> _Brief_: Find the lines below that contain the string "label". Copy each one.

*** Opening Data provided ***

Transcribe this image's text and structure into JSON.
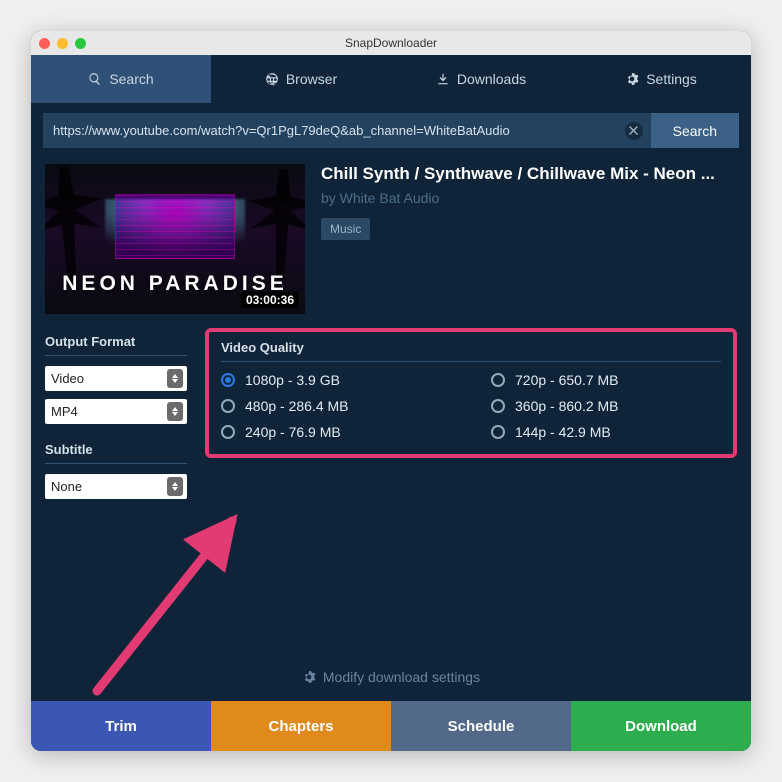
{
  "app_title": "SnapDownloader",
  "tabs": {
    "search": "Search",
    "browser": "Browser",
    "downloads": "Downloads",
    "settings": "Settings"
  },
  "search": {
    "url": "https://www.youtube.com/watch?v=Qr1PgL79deQ&ab_channel=WhiteBatAudio",
    "button": "Search"
  },
  "video": {
    "title": "Chill Synth / Synthwave / Chillwave Mix - Neon ...",
    "author": "by White Bat Audio",
    "tag": "Music",
    "duration": "03:00:36",
    "thumb_text": "NEON PARADISE"
  },
  "output_format": {
    "label": "Output Format",
    "type": "Video",
    "container": "MP4"
  },
  "subtitle": {
    "label": "Subtitle",
    "value": "None"
  },
  "quality": {
    "label": "Video Quality",
    "options": [
      "1080p - 3.9 GB",
      "720p - 650.7 MB",
      "480p - 286.4 MB",
      "360p - 860.2 MB",
      "240p - 76.9 MB",
      "144p - 42.9 MB"
    ],
    "selected_index": 0
  },
  "modify_link": "Modify download settings",
  "actions": {
    "trim": "Trim",
    "chapters": "Chapters",
    "schedule": "Schedule",
    "download": "Download"
  }
}
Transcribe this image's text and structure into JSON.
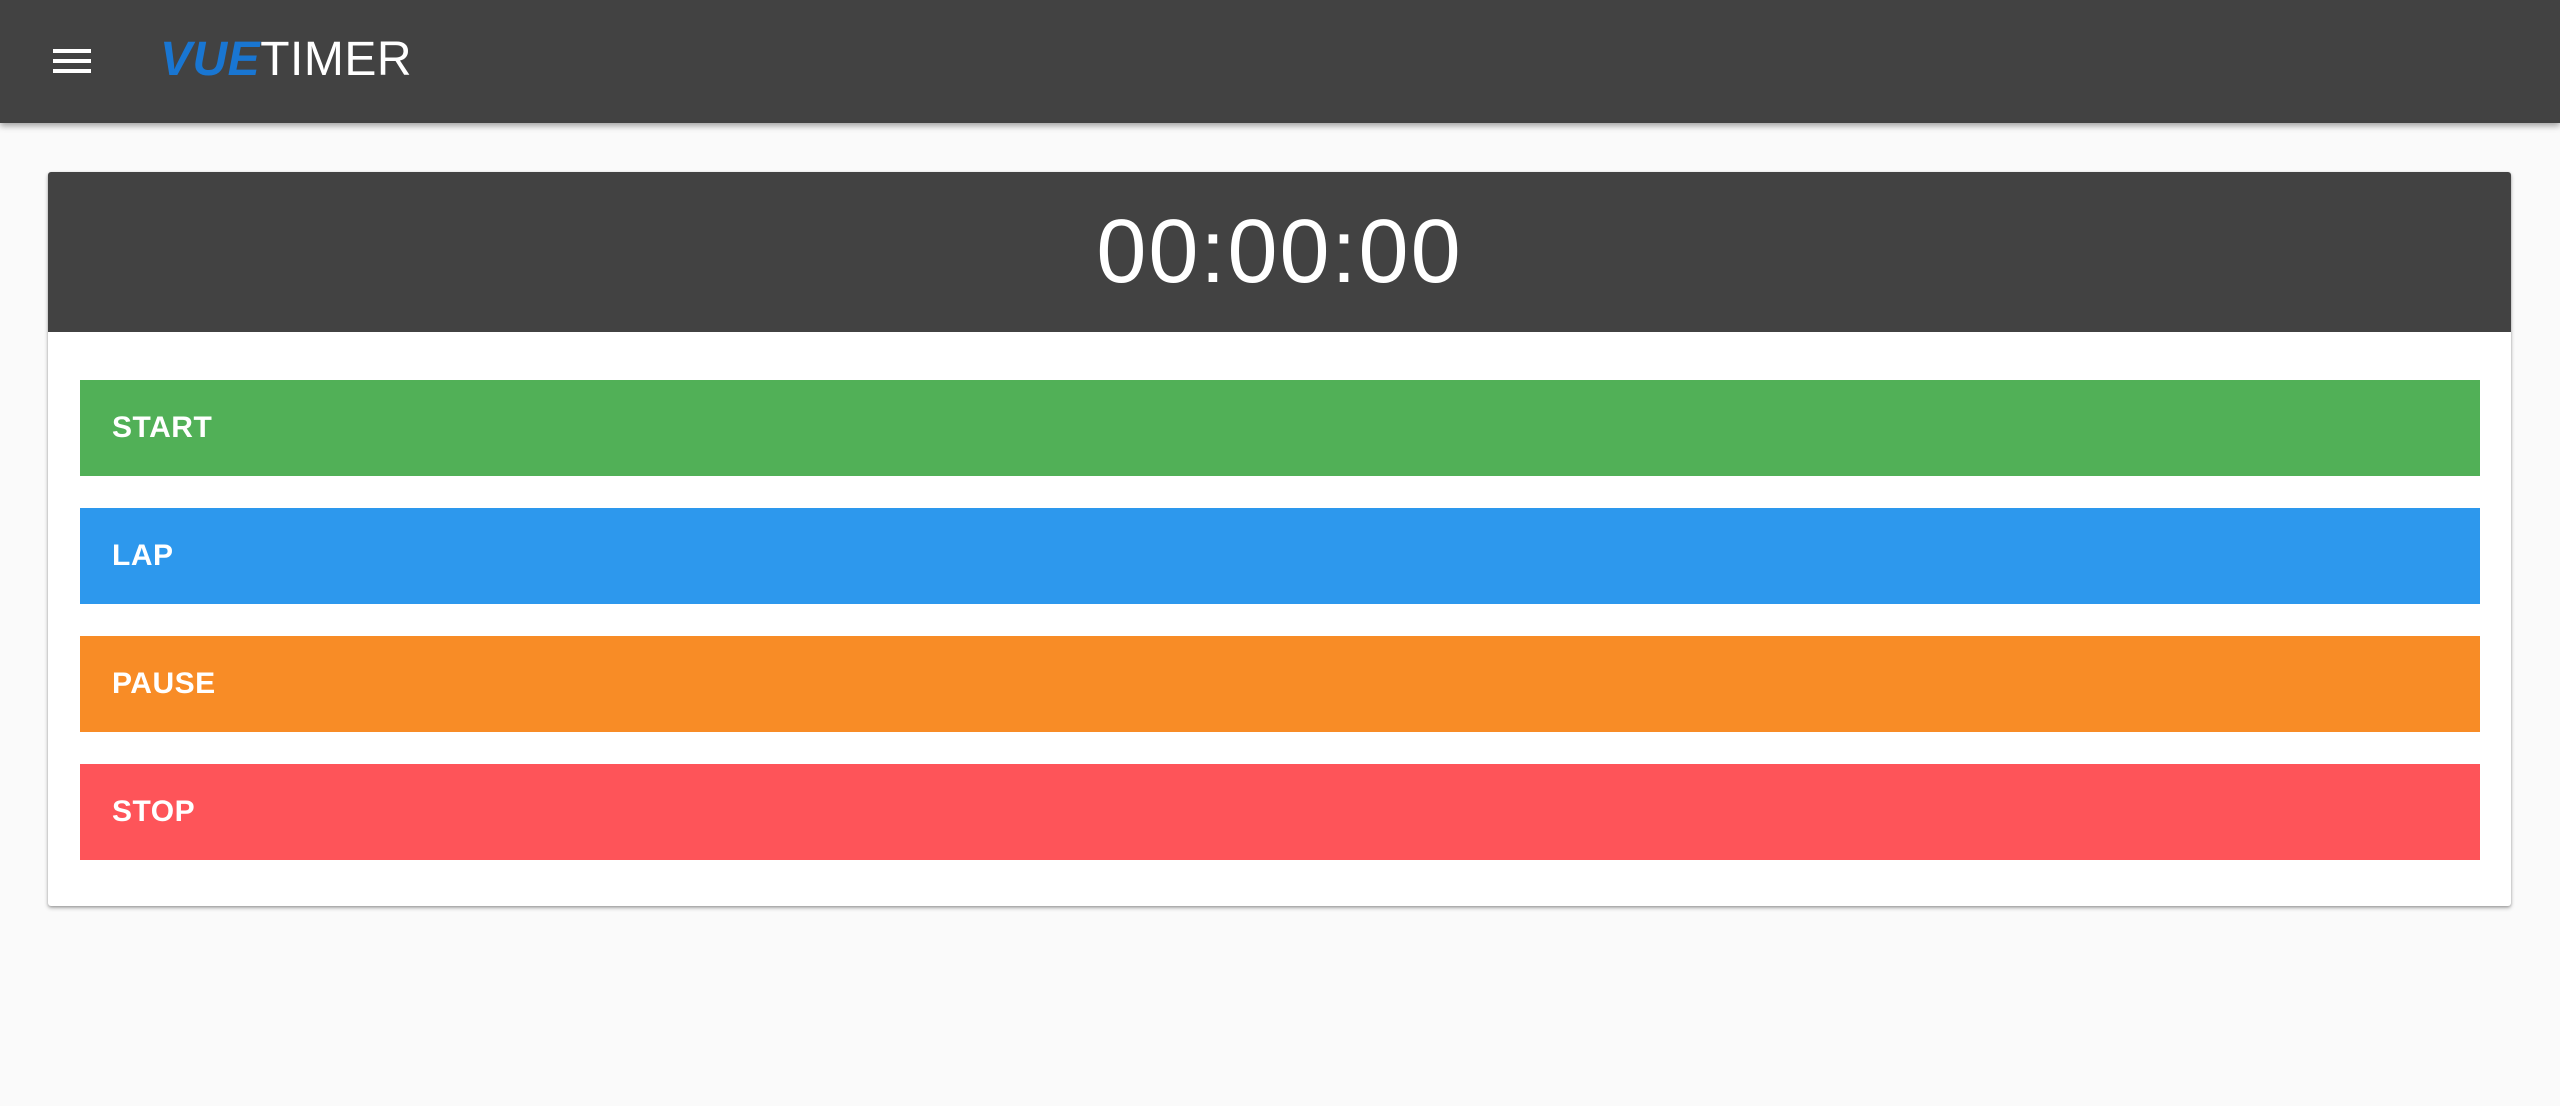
{
  "app": {
    "brand_bold": "VUE",
    "brand_light": "TIMER"
  },
  "toolbar": {
    "menu_icon": "menu-icon"
  },
  "timer": {
    "display": "00:00:00"
  },
  "buttons": {
    "start": "START",
    "lap": "LAP",
    "pause": "PAUSE",
    "stop": "STOP"
  },
  "colors": {
    "toolbar": "#424242",
    "brand_accent": "#1976d2",
    "start": "#51b057",
    "lap": "#2d98ed",
    "pause": "#f88c26",
    "stop": "#fe5459",
    "background": "#fafafa"
  }
}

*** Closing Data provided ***

> _Task answer_:
    "label": "Output Format",
    "label": "Subtitle",
    "label": "Video Quality",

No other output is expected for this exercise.